● **Input records**:

━━━

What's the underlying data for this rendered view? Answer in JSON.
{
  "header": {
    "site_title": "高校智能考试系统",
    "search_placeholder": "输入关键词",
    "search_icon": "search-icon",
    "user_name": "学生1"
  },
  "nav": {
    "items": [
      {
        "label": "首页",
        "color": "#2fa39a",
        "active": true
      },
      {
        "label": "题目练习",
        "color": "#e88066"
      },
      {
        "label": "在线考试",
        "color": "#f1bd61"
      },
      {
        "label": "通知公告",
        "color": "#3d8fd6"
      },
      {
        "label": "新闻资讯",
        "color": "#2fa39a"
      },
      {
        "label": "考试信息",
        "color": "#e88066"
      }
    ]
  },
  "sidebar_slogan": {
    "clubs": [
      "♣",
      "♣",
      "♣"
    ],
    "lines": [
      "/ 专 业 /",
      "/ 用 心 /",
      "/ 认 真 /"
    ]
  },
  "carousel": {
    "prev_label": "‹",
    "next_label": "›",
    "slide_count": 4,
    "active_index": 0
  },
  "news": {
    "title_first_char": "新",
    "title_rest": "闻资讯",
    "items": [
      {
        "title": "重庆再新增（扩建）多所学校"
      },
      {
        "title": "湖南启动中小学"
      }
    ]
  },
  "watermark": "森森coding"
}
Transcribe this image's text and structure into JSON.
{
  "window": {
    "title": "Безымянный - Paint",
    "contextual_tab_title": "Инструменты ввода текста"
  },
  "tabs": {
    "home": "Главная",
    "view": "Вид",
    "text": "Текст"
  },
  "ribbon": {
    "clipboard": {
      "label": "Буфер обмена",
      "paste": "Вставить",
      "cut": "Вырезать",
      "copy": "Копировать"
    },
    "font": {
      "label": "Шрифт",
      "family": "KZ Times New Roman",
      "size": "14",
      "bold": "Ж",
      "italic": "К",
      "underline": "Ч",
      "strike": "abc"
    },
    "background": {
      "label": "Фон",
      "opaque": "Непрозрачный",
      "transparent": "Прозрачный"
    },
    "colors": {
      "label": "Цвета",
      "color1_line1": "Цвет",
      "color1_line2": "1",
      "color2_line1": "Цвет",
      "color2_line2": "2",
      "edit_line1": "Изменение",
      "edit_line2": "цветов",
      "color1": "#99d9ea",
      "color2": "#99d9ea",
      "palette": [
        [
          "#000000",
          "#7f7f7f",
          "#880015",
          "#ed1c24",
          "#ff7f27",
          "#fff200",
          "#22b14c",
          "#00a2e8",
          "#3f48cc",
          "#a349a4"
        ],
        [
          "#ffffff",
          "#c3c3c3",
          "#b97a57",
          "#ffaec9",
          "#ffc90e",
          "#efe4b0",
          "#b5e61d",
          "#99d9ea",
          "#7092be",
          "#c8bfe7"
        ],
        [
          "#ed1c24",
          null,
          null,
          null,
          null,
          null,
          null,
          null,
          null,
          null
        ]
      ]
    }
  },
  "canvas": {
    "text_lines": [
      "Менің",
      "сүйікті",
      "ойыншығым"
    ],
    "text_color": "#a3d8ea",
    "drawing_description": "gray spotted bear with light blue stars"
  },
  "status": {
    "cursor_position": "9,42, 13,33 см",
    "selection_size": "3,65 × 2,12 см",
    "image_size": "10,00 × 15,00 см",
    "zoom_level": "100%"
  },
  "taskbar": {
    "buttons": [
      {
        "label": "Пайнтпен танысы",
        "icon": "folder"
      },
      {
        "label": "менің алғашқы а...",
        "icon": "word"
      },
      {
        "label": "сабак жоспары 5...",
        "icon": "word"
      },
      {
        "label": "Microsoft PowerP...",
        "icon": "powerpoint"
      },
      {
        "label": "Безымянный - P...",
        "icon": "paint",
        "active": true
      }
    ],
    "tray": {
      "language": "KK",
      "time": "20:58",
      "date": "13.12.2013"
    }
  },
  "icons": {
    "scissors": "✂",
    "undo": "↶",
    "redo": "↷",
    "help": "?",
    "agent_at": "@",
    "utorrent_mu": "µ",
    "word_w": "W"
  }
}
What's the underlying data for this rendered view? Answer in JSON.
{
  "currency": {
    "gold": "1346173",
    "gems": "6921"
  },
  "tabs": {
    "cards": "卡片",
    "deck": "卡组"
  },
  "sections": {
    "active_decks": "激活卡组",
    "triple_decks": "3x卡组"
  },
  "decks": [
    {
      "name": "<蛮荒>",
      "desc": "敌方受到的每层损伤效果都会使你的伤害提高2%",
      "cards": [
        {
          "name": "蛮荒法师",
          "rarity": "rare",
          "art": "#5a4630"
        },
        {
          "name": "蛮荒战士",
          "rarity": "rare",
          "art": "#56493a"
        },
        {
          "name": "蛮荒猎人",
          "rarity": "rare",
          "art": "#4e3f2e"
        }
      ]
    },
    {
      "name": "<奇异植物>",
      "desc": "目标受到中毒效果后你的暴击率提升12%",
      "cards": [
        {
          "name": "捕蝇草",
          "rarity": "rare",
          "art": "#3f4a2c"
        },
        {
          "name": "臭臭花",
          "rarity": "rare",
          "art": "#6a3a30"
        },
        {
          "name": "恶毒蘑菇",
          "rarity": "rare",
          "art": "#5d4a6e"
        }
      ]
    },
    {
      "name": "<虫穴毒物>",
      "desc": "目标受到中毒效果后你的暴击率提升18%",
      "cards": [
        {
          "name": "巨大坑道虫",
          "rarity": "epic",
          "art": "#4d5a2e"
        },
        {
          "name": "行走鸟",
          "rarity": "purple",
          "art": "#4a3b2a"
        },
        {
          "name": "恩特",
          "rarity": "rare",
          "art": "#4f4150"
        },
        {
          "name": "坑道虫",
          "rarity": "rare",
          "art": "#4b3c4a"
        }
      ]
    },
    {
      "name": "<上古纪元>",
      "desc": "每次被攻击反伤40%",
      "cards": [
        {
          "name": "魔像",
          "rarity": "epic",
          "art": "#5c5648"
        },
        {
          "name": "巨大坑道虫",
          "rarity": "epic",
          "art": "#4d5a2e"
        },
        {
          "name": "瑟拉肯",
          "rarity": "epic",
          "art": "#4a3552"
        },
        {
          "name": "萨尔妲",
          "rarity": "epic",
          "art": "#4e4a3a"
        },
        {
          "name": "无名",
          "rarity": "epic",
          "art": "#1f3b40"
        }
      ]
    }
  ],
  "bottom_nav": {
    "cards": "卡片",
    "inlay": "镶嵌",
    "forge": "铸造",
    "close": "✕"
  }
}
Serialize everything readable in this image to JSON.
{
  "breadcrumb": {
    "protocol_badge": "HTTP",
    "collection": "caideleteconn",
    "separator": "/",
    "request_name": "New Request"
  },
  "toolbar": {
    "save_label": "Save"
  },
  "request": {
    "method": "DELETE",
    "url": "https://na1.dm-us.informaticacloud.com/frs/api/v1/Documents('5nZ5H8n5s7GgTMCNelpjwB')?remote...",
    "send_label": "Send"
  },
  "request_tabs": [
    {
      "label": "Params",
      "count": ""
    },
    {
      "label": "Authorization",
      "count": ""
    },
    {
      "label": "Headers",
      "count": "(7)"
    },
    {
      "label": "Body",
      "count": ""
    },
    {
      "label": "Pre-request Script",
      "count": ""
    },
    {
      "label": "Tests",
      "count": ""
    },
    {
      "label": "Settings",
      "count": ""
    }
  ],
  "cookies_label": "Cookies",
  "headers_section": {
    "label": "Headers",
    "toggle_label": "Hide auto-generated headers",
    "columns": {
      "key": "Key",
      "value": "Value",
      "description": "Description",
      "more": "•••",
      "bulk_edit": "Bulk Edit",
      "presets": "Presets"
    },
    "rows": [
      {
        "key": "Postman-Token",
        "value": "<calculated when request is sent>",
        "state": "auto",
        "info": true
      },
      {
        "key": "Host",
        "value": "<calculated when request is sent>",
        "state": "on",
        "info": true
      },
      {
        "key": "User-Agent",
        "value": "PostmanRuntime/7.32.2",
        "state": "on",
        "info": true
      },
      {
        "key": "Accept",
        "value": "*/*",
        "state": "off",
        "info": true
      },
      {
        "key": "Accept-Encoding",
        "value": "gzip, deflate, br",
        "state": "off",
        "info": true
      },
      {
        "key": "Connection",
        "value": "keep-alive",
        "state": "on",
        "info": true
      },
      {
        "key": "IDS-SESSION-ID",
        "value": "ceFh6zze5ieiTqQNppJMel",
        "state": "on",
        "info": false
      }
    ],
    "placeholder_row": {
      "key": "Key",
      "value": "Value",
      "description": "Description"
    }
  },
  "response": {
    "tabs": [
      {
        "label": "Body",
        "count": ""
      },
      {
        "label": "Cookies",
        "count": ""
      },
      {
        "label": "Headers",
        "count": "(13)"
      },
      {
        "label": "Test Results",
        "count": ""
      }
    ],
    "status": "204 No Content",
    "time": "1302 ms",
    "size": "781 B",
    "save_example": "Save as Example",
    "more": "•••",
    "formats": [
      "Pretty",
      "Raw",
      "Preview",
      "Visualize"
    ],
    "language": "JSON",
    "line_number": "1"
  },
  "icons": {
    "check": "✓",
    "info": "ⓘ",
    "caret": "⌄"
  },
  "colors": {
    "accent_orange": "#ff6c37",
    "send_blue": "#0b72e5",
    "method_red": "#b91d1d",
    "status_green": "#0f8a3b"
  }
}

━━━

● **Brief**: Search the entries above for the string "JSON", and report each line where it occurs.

● **Output below**:
What's the underlying data for this rendered view? Answer in JSON.
Transcribe this image's text and structure into JSON.
What's the underlying data for this rendered view? Answer in JSON.
Serialize everything readable in this image to JSON.
    "language": "JSON",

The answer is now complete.